Oh, also Will Witherspoon and Boss Bailey played LB at UGA the same time, although Bailey was hurt a lot of the time. And Sean Jones and Thomas Davis both played safety for a year or two together.

The Casey said...

Yeah, I'm kind of doubting the A-Rod stuff now too. Also, I didn't know that about the shortstops giving the signs to the infield. That makes it a lot harder to prove he was tipping the batter.

Simmons has another article up on the Bulls-Celtics series. I was watching ESPN First Take today at lunch, and Skip Bayless and Jalen Rose were debating whether this is the best NBA playoff series ever. To me I think you need to take a little time for something like that. I thnk that if the winner goes down 4-1 to Orlando, then in 3 years only Bulls and Celtics fans will really remember a lot of it, you know?

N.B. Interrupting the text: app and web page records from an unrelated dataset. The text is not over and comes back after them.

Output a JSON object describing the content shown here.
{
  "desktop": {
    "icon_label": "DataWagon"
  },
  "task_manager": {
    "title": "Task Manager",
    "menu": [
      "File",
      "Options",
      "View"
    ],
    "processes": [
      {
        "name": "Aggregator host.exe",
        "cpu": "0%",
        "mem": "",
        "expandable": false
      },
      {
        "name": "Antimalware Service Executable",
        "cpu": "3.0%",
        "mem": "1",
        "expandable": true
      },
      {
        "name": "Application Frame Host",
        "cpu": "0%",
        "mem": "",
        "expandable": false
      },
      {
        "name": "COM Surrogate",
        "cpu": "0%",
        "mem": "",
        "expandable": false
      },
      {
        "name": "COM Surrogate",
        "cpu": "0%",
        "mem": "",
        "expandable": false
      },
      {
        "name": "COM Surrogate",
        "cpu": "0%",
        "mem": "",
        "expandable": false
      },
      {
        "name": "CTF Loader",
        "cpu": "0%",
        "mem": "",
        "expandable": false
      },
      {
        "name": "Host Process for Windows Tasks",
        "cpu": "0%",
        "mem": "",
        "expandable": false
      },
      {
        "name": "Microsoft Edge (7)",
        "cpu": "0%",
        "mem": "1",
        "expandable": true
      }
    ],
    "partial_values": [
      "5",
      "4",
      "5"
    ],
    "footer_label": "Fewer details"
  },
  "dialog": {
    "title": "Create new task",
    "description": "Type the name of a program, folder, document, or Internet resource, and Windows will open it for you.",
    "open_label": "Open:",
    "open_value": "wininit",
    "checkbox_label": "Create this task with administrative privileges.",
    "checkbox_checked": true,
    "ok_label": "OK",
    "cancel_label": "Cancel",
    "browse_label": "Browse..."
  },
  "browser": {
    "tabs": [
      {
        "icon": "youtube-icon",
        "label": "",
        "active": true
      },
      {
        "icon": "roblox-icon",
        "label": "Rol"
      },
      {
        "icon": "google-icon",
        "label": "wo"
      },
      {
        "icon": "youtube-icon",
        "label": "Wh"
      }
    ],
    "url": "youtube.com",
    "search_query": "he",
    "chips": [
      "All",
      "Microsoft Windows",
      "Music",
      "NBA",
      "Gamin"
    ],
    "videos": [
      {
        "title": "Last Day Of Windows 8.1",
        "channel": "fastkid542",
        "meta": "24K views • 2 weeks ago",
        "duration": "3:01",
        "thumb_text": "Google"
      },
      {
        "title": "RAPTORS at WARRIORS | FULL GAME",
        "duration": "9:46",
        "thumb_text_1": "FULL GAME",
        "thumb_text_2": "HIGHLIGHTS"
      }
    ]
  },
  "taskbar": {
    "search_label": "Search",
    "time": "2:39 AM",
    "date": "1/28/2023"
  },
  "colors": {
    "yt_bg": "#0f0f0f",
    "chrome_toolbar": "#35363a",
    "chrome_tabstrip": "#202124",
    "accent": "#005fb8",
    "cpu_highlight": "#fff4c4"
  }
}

Bengoodfella said...

Fordbut? Why do you get all the odd verification names?

Like I said earlier, I thought about it and really this just seems like shitty heresay evidence that she has about it, where players knew but didn't tell anyone. Until I hear some actual evidence, I am afraid I stand unconvinced.

I forgot Thomas Davis played safety at Georgia...probably because I am trying to block out when the Panthers tried him out there for a year. It was brutal.

After learning all SS do stuff like that, this seems flimsy.

I will read that Simmons column later and see if it is worthy. I have to say, it has been a good series so far. A lot of how it is remembered is going to depend on how far the winner gets. It is still a first round matchup, but still a great one.

KentAllard said...

According to articles in the Minneapolis papers, Favre is on the verge of signing a one-year K (contract) with the Vikings for $7 million with an extra $3 million in incentives.

Chris W said...

Kent--

He's going to sign as their kicker?


word="nesiti"

Bengoodfella said...

That doesn't surprise me, I knew he would not stay retired. I remember when he was on SportsCenter earlier this year and the reporter asked why we should believe him this time and he gave some BS answer...I knew then. I do wonder about the surgery that he needs to have though.

Maybe when he retires again after another average year, when he retires again columnists will quit eulogizing him. I can't believe they traded for Sage Rosenfels and now they may sign Favre.